Rudolf Steiner introduced what he called "spiritual science" from the established German term Geisteswissenschaften a term that comes from an idealist's interpretation of the Humanities, the realm of the development of the human soul including the study of philosophy, theology, poetry, literature, and art. Steiner's usage is both distinct, yet not completely unrelated. It is his interest in developing the capacities of the human soul so that it is more receptive to the divine world.
Steiner, no matter how unusual some of his ideals may seem, never advocated a bullheaded opposition to scientific development. He only suggested opposing the isolated elements in science that are directly antithetical to life itself. Other than that, we were to use technology rightly in service of others and the Earth. Biodynamics does not replace science, nor does it replace common sense farming. It is merely added.
When Steiner talks about "spiritualizing" the sciences, he means bringing a spiritual gaze to the research performed using the scientific method. He is not proposing the method itself change, but the gaze of intuition must always be brought to bear on the data science produces, or we would make very few connections at all. Steiner does not intend to reduce spiritual life to a the scientific method, but urges us to bring spiritual values into our scientific efforts. Which is to say, we must remember our humanity when using science. Science for the sake of science is dangerous when it forgets to be in service of humanity.
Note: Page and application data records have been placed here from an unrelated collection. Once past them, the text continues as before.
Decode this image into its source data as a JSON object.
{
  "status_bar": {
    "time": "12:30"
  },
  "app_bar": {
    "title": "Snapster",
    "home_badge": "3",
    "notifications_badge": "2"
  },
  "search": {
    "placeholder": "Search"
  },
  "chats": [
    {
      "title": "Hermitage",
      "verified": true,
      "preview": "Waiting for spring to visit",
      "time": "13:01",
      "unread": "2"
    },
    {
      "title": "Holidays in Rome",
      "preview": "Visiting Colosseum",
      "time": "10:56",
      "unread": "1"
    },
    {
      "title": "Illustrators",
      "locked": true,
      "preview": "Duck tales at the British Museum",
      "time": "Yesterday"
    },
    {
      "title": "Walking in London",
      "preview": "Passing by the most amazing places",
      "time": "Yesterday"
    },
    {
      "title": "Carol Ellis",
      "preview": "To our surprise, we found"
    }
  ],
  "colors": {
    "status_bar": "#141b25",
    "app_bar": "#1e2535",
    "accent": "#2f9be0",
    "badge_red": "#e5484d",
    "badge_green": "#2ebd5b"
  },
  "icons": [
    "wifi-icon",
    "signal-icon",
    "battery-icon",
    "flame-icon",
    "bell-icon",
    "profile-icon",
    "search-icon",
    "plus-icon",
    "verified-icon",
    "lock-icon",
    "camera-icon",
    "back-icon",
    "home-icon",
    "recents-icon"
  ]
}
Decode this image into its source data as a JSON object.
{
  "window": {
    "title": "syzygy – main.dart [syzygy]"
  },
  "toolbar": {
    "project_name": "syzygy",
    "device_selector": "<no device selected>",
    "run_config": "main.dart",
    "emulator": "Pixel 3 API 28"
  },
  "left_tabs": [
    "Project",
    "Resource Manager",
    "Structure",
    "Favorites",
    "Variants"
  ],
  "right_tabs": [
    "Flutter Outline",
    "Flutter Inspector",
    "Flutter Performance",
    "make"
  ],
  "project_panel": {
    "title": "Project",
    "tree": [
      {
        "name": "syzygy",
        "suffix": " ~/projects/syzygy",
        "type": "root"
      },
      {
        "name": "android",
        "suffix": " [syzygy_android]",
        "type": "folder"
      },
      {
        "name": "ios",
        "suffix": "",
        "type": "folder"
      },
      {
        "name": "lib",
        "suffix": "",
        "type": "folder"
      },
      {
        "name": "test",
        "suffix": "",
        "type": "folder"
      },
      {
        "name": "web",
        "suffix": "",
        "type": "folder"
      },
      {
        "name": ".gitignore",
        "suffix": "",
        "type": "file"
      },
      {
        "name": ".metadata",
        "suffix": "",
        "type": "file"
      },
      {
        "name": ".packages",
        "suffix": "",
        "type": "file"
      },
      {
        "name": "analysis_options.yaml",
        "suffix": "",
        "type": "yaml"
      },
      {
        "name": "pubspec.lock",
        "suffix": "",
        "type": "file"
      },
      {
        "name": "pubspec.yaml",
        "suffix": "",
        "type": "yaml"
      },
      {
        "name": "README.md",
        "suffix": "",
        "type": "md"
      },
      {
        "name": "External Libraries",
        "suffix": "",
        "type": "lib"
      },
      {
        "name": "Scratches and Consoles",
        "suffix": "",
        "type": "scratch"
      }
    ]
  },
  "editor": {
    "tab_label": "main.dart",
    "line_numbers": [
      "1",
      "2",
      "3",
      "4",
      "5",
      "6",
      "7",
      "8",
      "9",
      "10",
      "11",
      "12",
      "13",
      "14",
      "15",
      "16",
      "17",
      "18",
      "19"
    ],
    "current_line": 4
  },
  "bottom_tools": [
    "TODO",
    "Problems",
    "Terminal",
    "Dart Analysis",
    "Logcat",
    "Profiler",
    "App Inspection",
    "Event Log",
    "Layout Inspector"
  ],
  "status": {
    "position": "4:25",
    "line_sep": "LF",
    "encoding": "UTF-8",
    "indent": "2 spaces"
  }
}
Steiner said that for every step of inner development we make, we should take three steps in developing the heart. I'd wager this applies to external sciences as well. In both cases, power is increased, and thus compassion must always be increased at a threefold greater rate.